Young women entering the profession – this is the most important thing you need to know

What is the greatest pearl of wisdom I would pass on to my younger self?

Easy. It is the same important lesson that financial superwoman Helena Morrissey and the fabulous author Caitlin Moran have recently shared.

Caitlin put it thus: ‘Nine times out of ten a woman’s life will only be as good as the man she marries …..  Of all the married women I know who have children, all the ones who are successful in their careers and are happy are, without exception, the ones who married, for the want of a better word, ‘good’ men…. Ones who at a bare minimum cut it 50-50 with the housework, childcare and emotional upkeep.  In fact the more their partners do – the more they engage in childcare and housework – the higher those women fly.”

So if you are a heterosexual woman planning on pursuing a successful career in the law and becoming a mother, take note. Women married to women rarely have to consider the same problem – a friend of mine (previously married to a man) who began a relationship with a woman found it wonderful ’to have another me at home’ so she did not have to think of everything herself. But for the rest of us finding a good man is key.

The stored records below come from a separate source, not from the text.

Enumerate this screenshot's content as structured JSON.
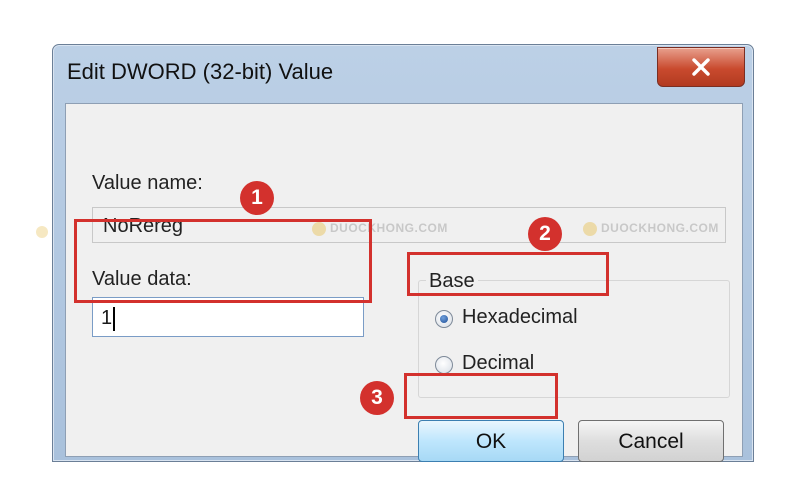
{
  "window": {
    "title": "Edit DWORD (32-bit) Value"
  },
  "value_name": {
    "label": "Value name:",
    "value": "NoRereg"
  },
  "value_data": {
    "label": "Value data:",
    "value": "1"
  },
  "base": {
    "legend": "Base",
    "options": [
      {
        "label": "Hexadecimal",
        "selected": true
      },
      {
        "label": "Decimal",
        "selected": false
      }
    ]
  },
  "buttons": {
    "ok": "OK",
    "cancel": "Cancel"
  },
  "annotations": {
    "markers": [
      "1",
      "2",
      "3"
    ],
    "color": "#d3312d"
  },
  "watermark": "DUOCKHONG.COM"
}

Nicola Hill, Kingsley Napley

Being a lawyer, whichever branch you chose, is such a big, important, all consuming job that to have a partner who does not fully support you in your career or who thinks that their career is more important than yours or that you should sacrifice your career prospects when family comes along is going to make it all the more difficult.

This profession is bloody hard. Even if you work in the most family friendly firm possible you will not be able to progress if you do 9.30 to 5.30.  You will frequently need to work into the night and attend countless evening marketing events.  Doing everything at home too will simply break the camel’s back. If some chap expects you to do all the child-organising, shopping, cooking and washing on top of working you will find it is not physically possible without you becoming exhausted, resentful or a client of your own firm’s family team.

I am not trying to put you off becoming a lawyer, in fact I am encouraging you to be a tremendously successful one but in order to do this you need to know that you will need to share all domestic responsibilities 50/50. Or more, as Caitlin Moran says…

There are definitely men out there who will do this for you – supportive men who will value your career and be proud of your achievements. Make sure that you find one. It will ensure you can reach your potential and that you are both wonderful role models for your children.

And a final tip: read Why Mummy Drinks by Gill Simms. It is hilarious and her reference to having ‘eleventy billion’ things to achieve in one day is spot on if you are a lawyer and a mother.  Hopefully the book will act as a very effective contraceptive for anyone thinking of having a family with someone who has no intention of pulling their weight. I read it and raised a toast to my very ‘good’ husband.

Nicola Hill is head of the regulatory team at Kingsley Napley